Try Our Apps


90s Slang You Should Know


[uh-ten-duh ns] /əˈtɛn dəns/
the act of attending.
the persons or number of persons present:
an attendance of more than 300 veterans.
dance attendance, to be obsequious in one's attentions or service; attend constantly:
He was given a larger office and several assistants to dance attendance on him.
Origin of attendance
1325-75; Middle English < Anglo-French, Middle French. See attend, -ance
Related forms
proattendance, adjective
unattendance, noun Unabridged
Based on the Random House Dictionary, © Random House, Inc. 2017.
Cite This Source
Examples from the Web for attendance
Contemporary Examples
Historical Examples
  • Taters, with his own horse and the now useless led horse, was in attendance.

    Victor's Triumph Mrs. E. D. E. N. Southworth
  • It was only rather strange that no gentleman was in attendance on her now.

    Deerbrook Harriet Martineau
  • The beds are clean and soft, the table fair and the attendance quite good.

    A Summer's Outing Carter H. Harrison
  • We charge jewelry rates for that ice, and war-prices for attendance.

    Life On The Mississippi, Complete Mark Twain (Samuel Clemens)
  • Sir Joshua, as we have seen, was the founder of the Literary Club and was "very constant" in his attendance.

    The Story of Doctor Johnson S. C. (Sydney Castle) Roberts
British Dictionary definitions for attendance


the act or state of attending
the number of persons present: an attendance of 5000 at the festival
(obsolete) attendants collectively; retinue
Collins English Dictionary - Complete & Unabridged 2012 Digital Edition
© William Collins Sons & Co. Ltd. 1979, 1986 © HarperCollins
Publishers 1998, 2000, 2003, 2005, 2006, 2007, 2009, 2012
Cite This Source
Word Origin and History for attendance

late 14c., "act of attending to one's duties," from Old French atendance "attention, wait, hope, expectation," from atendant, present participle of atendre (see attend). Meaning "action of waiting on someone" dates from late 14c. (to dance attendance on someone is from 1560s); that of "action of being present, presenting oneself" (originally with intent of taking a part) is from mid-15c. Meaning "number of persons present" is from 1835.

Online Etymology Dictionary, © 2010 Douglas Harper
Cite This Source
Idioms and Phrases with attendance


The American Heritage® Idioms Dictionary
Copyright © 2002, 2001, 1995 by Houghton Mifflin Company.
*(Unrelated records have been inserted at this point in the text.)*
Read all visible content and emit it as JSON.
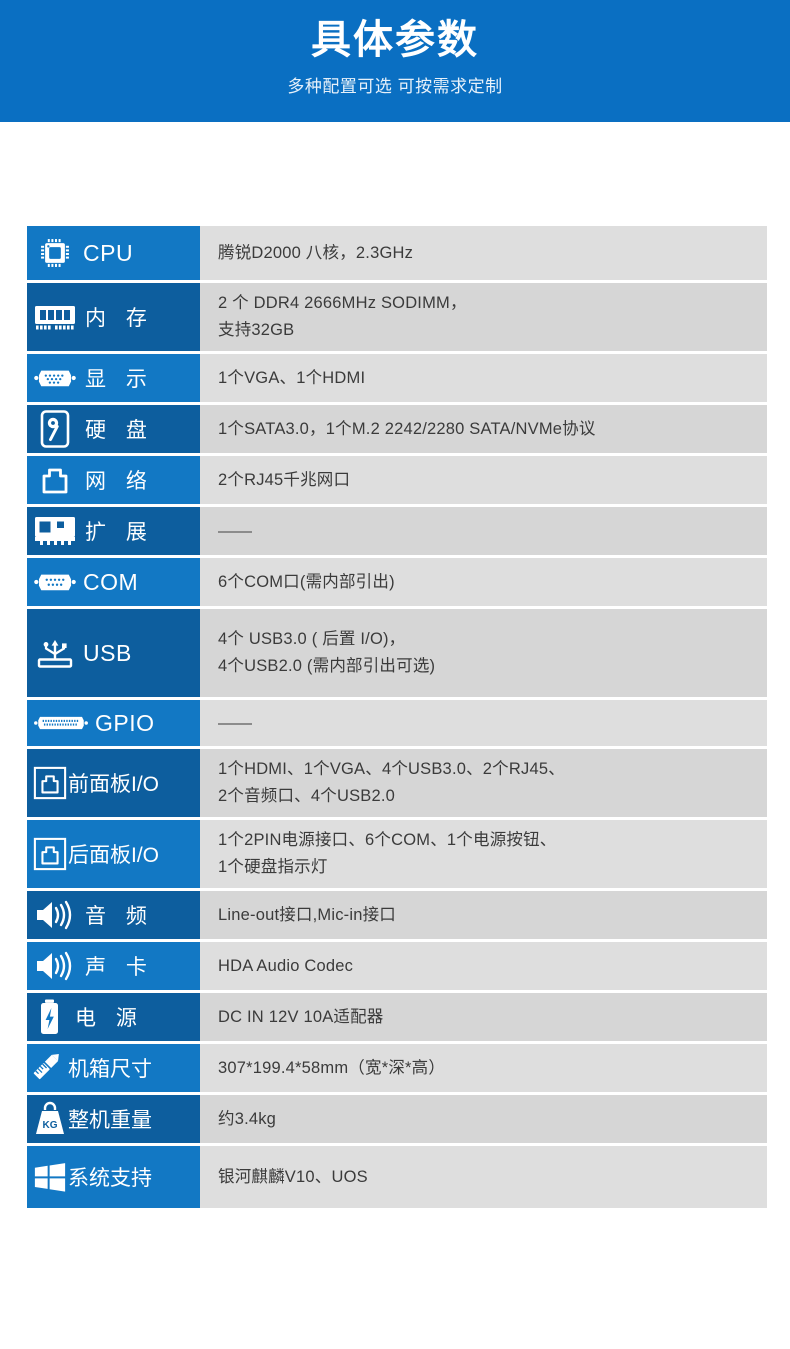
{
  "header": {
    "title": "具体参数",
    "subtitle": "多种配置可选 可按需求定制",
    "bg_color": "#0a6fc2"
  },
  "colors": {
    "label_light": "#1278c4",
    "label_dark": "#0d5e9e",
    "value_light": "#dedede",
    "value_dark": "#d6d6d6",
    "value_text": "#3b3b3b"
  },
  "spec_table": {
    "rows": [
      {
        "icon": "cpu-chip-icon",
        "label": "CPU",
        "lines": [
          "腾锐D2000 八核，2.3GHz"
        ]
      },
      {
        "icon": "memory-module-icon",
        "label": "内 存",
        "lines": [
          "2 个 DDR4 2666MHz SODIMM，",
          "支持32GB"
        ]
      },
      {
        "icon": "vga-port-icon",
        "label": "显 示",
        "lines": [
          "1个VGA、1个HDMI"
        ]
      },
      {
        "icon": "hard-disk-icon",
        "label": "硬 盘",
        "lines": [
          "1个SATA3.0，1个M.2 2242/2280 SATA/NVMe协议"
        ]
      },
      {
        "icon": "rj45-network-icon",
        "label": "网 络",
        "lines": [
          "2个RJ45千兆网口"
        ]
      },
      {
        "icon": "expansion-card-icon",
        "label": "扩 展",
        "lines": [
          "——"
        ]
      },
      {
        "icon": "com-serial-port-icon",
        "label": "COM",
        "lines": [
          "6个COM口(需内部引出)"
        ]
      },
      {
        "icon": "usb-icon",
        "label": "USB",
        "lines": [
          "4个 USB3.0 ( 后置 I/O)，",
          "4个USB2.0 (需内部引出可选)"
        ]
      },
      {
        "icon": "gpio-connector-icon",
        "label": "GPIO",
        "lines": [
          "——"
        ]
      },
      {
        "icon": "front-panel-io-icon",
        "label": "前面板I/O",
        "lines": [
          "1个HDMI、1个VGA、4个USB3.0、2个RJ45、",
          "2个音频口、4个USB2.0"
        ]
      },
      {
        "icon": "rear-panel-io-icon",
        "label": "后面板I/O",
        "lines": [
          "1个2PIN电源接口、6个COM、1个电源按钮、",
          "1个硬盘指示灯"
        ]
      },
      {
        "icon": "speaker-audio-icon",
        "label": "音 频",
        "lines": [
          "Line-out接口,Mic-in接口"
        ]
      },
      {
        "icon": "speaker-soundcard-icon",
        "label": "声 卡",
        "lines": [
          "HDA Audio Codec"
        ]
      },
      {
        "icon": "battery-power-icon",
        "label": "电 源",
        "lines": [
          "DC IN 12V 10A适配器"
        ]
      },
      {
        "icon": "ruler-pencil-icon",
        "label": "机箱尺寸",
        "lines": [
          "307*199.4*58mm（宽*深*高）"
        ]
      },
      {
        "icon": "weight-kg-icon",
        "label": "整机重量",
        "lines": [
          "约3.4kg"
        ]
      },
      {
        "icon": "windows-logo-icon",
        "label": "系统支持",
        "lines": [
          "银河麒麟V10、UOS"
        ]
      }
    ]
  }
}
Published by Houghton Mifflin Company.
Cite This Source

Word of the Day

Difficulty index for attendance

Most English speakers likely know this word

Word Value for attendance

Scrabble Words With Friends

Nearby words for attendance